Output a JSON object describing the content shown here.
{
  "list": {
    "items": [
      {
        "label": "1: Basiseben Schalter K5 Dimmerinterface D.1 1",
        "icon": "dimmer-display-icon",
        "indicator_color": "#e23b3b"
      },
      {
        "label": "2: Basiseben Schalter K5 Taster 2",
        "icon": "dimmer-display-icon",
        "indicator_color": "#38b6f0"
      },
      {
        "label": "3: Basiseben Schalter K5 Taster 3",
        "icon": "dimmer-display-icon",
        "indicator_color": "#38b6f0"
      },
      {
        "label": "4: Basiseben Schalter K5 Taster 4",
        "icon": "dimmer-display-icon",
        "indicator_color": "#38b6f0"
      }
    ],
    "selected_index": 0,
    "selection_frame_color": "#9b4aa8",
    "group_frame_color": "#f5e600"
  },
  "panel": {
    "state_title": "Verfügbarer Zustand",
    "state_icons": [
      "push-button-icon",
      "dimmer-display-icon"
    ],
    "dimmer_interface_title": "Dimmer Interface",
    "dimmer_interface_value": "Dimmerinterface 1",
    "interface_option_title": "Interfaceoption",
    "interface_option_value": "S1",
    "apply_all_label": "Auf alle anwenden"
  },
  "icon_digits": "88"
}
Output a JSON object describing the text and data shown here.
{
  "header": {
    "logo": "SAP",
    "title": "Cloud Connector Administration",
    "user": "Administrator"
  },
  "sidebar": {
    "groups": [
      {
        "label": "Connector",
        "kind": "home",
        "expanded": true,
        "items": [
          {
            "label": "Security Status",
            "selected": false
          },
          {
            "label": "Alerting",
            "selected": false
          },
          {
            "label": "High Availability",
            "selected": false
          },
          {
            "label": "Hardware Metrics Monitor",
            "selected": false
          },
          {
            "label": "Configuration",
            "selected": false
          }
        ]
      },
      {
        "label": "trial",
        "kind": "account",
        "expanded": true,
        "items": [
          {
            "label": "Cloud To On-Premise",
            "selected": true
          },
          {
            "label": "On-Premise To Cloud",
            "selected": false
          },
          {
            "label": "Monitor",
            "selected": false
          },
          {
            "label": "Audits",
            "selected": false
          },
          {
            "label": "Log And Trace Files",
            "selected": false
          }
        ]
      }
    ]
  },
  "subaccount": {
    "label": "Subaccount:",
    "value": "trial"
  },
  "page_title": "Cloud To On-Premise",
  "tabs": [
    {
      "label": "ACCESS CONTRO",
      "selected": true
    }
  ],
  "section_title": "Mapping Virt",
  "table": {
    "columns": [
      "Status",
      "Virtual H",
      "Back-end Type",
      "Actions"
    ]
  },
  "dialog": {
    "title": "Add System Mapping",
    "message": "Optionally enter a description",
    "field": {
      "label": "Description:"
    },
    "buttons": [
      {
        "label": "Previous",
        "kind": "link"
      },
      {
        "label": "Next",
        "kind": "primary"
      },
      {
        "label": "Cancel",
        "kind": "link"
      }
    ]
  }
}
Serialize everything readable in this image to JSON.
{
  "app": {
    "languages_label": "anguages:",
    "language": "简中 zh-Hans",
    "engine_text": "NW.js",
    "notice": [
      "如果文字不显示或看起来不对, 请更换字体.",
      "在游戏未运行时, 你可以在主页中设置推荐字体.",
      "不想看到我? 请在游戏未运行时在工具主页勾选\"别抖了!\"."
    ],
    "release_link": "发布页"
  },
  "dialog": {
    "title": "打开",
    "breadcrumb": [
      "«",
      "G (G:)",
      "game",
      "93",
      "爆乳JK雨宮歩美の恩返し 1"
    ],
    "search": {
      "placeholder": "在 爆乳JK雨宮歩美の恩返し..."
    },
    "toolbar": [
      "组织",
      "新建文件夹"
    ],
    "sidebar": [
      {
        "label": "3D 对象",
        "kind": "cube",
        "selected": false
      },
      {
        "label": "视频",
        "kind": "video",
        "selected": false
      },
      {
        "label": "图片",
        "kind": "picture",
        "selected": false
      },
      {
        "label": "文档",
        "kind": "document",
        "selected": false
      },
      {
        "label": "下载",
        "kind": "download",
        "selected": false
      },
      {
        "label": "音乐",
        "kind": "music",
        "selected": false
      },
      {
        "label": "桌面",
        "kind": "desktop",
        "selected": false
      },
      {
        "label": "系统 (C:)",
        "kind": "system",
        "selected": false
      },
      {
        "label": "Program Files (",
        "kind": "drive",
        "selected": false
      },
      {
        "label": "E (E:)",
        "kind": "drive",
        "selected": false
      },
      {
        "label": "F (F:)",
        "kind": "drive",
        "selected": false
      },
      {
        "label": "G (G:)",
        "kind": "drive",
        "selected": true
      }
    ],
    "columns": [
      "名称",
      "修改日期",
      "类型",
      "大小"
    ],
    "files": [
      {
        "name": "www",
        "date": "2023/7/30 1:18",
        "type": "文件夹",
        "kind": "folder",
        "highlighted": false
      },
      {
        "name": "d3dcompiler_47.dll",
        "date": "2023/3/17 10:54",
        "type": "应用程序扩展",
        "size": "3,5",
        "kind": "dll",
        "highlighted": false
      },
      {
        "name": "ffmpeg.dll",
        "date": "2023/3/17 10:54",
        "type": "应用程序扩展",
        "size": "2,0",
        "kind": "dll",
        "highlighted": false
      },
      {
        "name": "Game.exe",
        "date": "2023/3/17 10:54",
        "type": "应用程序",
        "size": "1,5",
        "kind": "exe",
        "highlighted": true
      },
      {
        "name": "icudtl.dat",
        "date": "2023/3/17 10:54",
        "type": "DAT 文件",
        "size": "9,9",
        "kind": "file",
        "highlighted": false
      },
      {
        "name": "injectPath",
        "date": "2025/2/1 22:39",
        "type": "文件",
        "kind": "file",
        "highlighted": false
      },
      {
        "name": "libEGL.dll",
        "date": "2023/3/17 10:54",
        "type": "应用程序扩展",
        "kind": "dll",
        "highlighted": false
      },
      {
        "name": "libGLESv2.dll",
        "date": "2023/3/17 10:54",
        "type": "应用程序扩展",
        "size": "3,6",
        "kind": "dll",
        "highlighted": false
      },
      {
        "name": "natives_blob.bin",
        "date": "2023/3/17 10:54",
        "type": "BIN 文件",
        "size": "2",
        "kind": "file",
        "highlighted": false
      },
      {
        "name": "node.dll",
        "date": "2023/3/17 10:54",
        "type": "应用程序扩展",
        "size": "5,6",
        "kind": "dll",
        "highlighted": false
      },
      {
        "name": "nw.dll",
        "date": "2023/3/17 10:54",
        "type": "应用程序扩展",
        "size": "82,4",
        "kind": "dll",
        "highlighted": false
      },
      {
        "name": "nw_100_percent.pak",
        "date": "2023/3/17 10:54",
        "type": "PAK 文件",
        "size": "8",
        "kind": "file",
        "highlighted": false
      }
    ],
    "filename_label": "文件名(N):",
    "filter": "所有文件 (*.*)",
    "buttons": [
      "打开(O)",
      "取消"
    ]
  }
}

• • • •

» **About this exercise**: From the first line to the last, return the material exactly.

» **Output for this exercise**:
Output a JSON object describing the content shown here.
{
  "list": {
    "items": [
      {
        "label": "1: Basiseben Schalter K5 Dimmerinterface D.1 1",
        "icon": "dimmer-display-icon",
        "indicator_color": "#e23b3b"
      },
      {
        "label": "2: Basiseben Schalter K5 Taster 2",
        "icon": "dimmer-display-icon",
        "indicator_color": "#38b6f0"
      },
      {
        "label": "3: Basiseben Schalter K5 Taster 3",
        "icon": "dimmer-display-icon",
        "indicator_color": "#38b6f0"
      },
      {
        "label": "4: Basiseben Schalter K5 Taster 4",
        "icon": "dimmer-display-icon",
        "indicator_color": "#38b6f0"
      }
    ],
    "selected_index": 0,
    "selection_frame_color": "#9b4aa8",
    "group_frame_color": "#f5e600"
  },
  "panel": {
    "state_title": "Verfügbarer Zustand",
    "state_icons": [
      "push-button-icon",
      "dimmer-display-icon"
    ],
    "dimmer_interface_title": "Dimmer Interface",
    "dimmer_interface_value": "Dimmerinterface 1",
    "interface_option_title": "Interfaceoption",
    "interface_option_value": "S1",
    "apply_all_label": "Auf alle anwenden"
  },
  "icon_digits": "88"
}
Output a JSON object describing the text and data shown here.
{
  "header": {
    "logo": "SAP",
    "title": "Cloud Connector Administration",
    "user": "Administrator"
  },
  "sidebar": {
    "groups": [
      {
        "label": "Connector",
        "kind": "home",
        "expanded": true,
        "items": [
          {
            "label": "Security Status",
            "selected": false
          },
          {
            "label": "Alerting",
            "selected": false
          },
          {
            "label": "High Availability",
            "selected": false
          },
          {
            "label": "Hardware Metrics Monitor",
            "selected": false
          },
          {
            "label": "Configuration",
            "selected": false
          }
        ]
      },
      {
        "label": "trial",
        "kind": "account",
        "expanded": true,
        "items": [
          {
            "label": "Cloud To On-Premise",
            "selected": true
          },
          {
            "label": "On-Premise To Cloud",
            "selected": false
          },
          {
            "label": "Monitor",
            "selected": false
          },
          {
            "label": "Audits",
            "selected": false
          },
          {
            "label": "Log And Trace Files",
            "selected": false
          }
        ]
      }
    ]
  },
  "subaccount": {
    "label": "Subaccount:",
    "value": "trial"
  },
  "page_title": "Cloud To On-Premise",
  "tabs": [
    {
      "label": "ACCESS CONTRO",
      "selected": true
    }
  ],
  "section_title": "Mapping Virt",
  "table": {
    "columns": [
      "Status",
      "Virtual H",
      "Back-end Type",
      "Actions"
    ]
  },
  "dialog": {
    "title": "Add System Mapping",
    "message": "Optionally enter a description",
    "field": {
      "label": "Description:"
    },
    "buttons": [
      {
        "label": "Previous",
        "kind": "link"
      },
      {
        "label": "Next",
        "kind": "primary"
      },
      {
        "label": "Cancel",
        "kind": "link"
      }
    ]
  }
}
Serialize everything readable in this image to JSON.
{
  "app": {
    "languages_label": "anguages:",
    "language": "简中 zh-Hans",
    "engine_text": "NW.js",
    "notice": [
      "如果文字不显示或看起来不对, 请更换字体.",
      "在游戏未运行时, 你可以在主页中设置推荐字体.",
      "不想看到我? 请在游戏未运行时在工具主页勾选\"别抖了!\"."
    ],
    "release_link": "发布页"
  },
  "dialog": {
    "title": "打开",
    "breadcrumb": [
      "«",
      "G (G:)",
      "game",
      "93",
      "爆乳JK雨宮歩美の恩返し 1"
    ],
    "search": {
      "placeholder": "在 爆乳JK雨宮歩美の恩返し..."
    },
    "toolbar": [
      "组织",
      "新建文件夹"
    ],
    "sidebar": [
      {
        "label": "3D 对象",
        "kind": "cube",
        "selected": false
      },
      {
        "label": "视频",
        "kind": "video",
        "selected": false
      },
      {
        "label": "图片",
        "kind": "picture",
        "selected": false
      },
      {
        "label": "文档",
        "kind": "document",
        "selected": false
      },
      {
        "label": "下载",
        "kind": "download",
        "selected": false
      },
      {
        "label": "音乐",
        "kind": "music",
        "selected": false
      },
      {
        "label": "桌面",
        "kind": "desktop",
        "selected": false
      },
      {
        "label": "系统 (C:)",
        "kind": "system",
        "selected": false
      },
      {
        "label": "Program Files (",
        "kind": "drive",
        "selected": false
      },
      {
        "label": "E (E:)",
        "kind": "drive",
        "selected": false
      },
      {
        "label": "F (F:)",
        "kind": "drive",
        "selected": false
      },
      {
        "label": "G (G:)",
        "kind": "drive",
        "selected": true
      }
    ],
    "columns": [
      "名称",
      "修改日期",
      "类型",
      "大小"
    ],
    "files": [
      {
        "name": "www",
        "date": "2023/7/30 1:18",
        "type": "文件夹",
        "kind": "folder",
        "highlighted": false
      },
      {
        "name": "d3dcompiler_47.dll",
        "date": "2023/3/17 10:54",
        "type": "应用程序扩展",
        "size": "3,5",
        "kind": "dll",
        "highlighted": false
      },
      {
        "name": "ffmpeg.dll",
        "date": "2023/3/17 10:54",
        "type": "应用程序扩展",
        "size": "2,0",
        "kind": "dll",
        "highlighted": false
      },
      {
        "name": "Game.exe",
        "date": "2023/3/17 10:54",
        "type": "应用程序",
        "size": "1,5",
        "kind": "exe",
        "highlighted": true
      },
      {
        "name": "icudtl.dat",
        "date": "2023/3/17 10:54",
        "type": "DAT 文件",
        "size": "9,9",
        "kind": "file",
        "highlighted": false
      },
      {
        "name": "injectPath",
        "date": "2025/2/1 22:39",
        "type": "文件",
        "kind": "file",
        "highlighted": false
      },
      {
        "name": "libEGL.dll",
        "date": "2023/3/17 10:54",
        "type": "应用程序扩展",
        "kind": "dll",
        "highlighted": false
      },
      {
        "name": "libGLESv2.dll",
        "date": "2023/3/17 10:54",
        "type": "应用程序扩展",
        "size": "3,6",
        "kind": "dll",
        "highlighted": false
      },
      {
        "name": "natives_blob.bin",
        "date": "2023/3/17 10:54",
        "type": "BIN 文件",
        "size": "2",
        "kind": "file",
        "highlighted": false
      },
      {
        "name": "node.dll",
        "date": "2023/3/17 10:54",
        "type": "应用程序扩展",
        "size": "5,6",
        "kind": "dll",
        "highlighted": false
      },
      {
        "name": "nw.dll",
        "date": "2023/3/17 10:54",
        "type": "应用程序扩展",
        "size": "82,4",
        "kind": "dll",
        "highlighted": false
      },
      {
        "name": "nw_100_percent.pak",
        "date": "2023/3/17 10:54",
        "type": "PAK 文件",
        "size": "8",
        "kind": "file",
        "highlighted": false
      }
    ],
    "filename_label": "文件名(N):",
    "filter": "所有文件 (*.*)",
    "buttons": [
      "打开(O)",
      "取消"
    ]
  }
}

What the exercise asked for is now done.